A Trident II (D-5X4) intercontinental ballistic missile clears the launch pad during the fourth developmental test flight of the system. The missile is designed for submerged firing from the ninth nuclear-powered fleet ballistic missile submarine USS TENNESSEE (SSBN 734) and all subsequent submarines in its class. Note: Third view in a series of seven

A Trident II (D-5X4) intercontinental ballistic missile clears the launch pad during the fourth developmental test flight of the system. The missile is designed for submerged firing from the ninth nuclear-powered fleet ballistic missile submarine submarine USS TENNESSEE (SSBN 734) and all subsequent submarines in its class. Note: Seventh view in a series of seven

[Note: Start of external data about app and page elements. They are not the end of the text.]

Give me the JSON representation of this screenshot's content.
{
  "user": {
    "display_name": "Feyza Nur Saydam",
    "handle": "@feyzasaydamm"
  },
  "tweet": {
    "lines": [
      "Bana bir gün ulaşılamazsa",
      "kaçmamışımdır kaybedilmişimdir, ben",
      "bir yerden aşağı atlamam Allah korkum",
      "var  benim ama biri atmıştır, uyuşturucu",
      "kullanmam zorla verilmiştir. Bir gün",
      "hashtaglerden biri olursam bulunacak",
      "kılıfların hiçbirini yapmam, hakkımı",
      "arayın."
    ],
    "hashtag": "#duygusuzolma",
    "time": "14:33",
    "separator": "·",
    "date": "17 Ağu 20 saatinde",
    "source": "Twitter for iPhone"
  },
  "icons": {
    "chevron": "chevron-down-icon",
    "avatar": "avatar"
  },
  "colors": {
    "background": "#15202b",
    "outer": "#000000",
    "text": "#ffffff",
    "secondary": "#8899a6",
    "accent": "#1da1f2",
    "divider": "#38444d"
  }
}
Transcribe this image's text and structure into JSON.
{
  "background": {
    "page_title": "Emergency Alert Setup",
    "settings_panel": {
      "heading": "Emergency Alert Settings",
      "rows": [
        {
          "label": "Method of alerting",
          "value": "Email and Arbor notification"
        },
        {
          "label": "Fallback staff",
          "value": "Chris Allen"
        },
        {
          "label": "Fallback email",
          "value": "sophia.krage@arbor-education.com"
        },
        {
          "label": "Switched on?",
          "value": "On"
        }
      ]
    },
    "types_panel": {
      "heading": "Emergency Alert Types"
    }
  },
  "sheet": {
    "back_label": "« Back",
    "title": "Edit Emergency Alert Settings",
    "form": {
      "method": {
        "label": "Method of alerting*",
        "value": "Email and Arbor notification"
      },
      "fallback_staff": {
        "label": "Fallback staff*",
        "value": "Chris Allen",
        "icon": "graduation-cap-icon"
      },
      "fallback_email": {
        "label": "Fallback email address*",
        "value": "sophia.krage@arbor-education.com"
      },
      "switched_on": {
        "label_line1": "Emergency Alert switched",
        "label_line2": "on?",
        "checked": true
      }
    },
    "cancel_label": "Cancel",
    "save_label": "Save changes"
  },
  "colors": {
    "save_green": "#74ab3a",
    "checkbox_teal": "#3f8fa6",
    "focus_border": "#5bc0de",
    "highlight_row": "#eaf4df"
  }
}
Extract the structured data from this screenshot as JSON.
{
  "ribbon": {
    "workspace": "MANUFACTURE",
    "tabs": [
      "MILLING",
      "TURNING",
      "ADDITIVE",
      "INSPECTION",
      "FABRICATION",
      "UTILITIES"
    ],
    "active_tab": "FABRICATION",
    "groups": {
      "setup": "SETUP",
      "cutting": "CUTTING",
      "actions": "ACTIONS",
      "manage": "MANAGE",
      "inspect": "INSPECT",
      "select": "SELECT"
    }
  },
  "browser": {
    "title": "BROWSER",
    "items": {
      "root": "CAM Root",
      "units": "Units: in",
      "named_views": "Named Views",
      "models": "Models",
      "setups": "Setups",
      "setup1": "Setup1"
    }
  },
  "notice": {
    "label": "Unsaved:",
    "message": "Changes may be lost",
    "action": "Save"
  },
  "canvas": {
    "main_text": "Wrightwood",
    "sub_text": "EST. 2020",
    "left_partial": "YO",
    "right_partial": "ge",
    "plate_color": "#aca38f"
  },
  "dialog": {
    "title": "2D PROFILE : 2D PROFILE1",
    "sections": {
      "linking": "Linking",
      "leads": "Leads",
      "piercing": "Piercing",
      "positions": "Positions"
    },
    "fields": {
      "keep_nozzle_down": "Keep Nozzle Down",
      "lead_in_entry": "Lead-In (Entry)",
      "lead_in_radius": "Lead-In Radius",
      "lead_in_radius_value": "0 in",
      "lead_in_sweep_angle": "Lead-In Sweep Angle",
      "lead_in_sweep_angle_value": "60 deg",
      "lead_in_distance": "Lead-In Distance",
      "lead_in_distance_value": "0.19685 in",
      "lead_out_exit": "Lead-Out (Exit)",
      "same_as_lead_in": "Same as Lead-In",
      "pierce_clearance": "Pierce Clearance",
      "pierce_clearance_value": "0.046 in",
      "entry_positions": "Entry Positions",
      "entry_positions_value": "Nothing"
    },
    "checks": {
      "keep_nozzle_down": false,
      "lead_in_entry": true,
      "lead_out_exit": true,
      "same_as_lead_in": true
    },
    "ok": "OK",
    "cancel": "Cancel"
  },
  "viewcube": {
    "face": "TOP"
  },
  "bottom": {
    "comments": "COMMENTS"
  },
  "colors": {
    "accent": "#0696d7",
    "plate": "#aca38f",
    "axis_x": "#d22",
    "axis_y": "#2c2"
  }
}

A Trident II (D-5X4) intercontinental ballistic missile clears the launch pad during the fourth developmental test flight of the system. The missile is designed for submerged firing from the ninth nuclear-powered fleet ballistic missile submarine USS TENNESSEE (SSBN 734) and all subsequent submarines in its class. Note: Fifth view in a series of seven

A Trident II (D-5) missile clears the launch pad during a US Navy developmental test flight. The missile is designed for submerged firing from the ninth nuclear-powered ballistic missile submarine, USS TENNESSEE (SSBN 734). The first eight Ohio class ballistic missile submarines will be backfitted to carry the Trident II missile in accodance with regularly scheduled shipyard availability. Note: Seventh view in a series of seven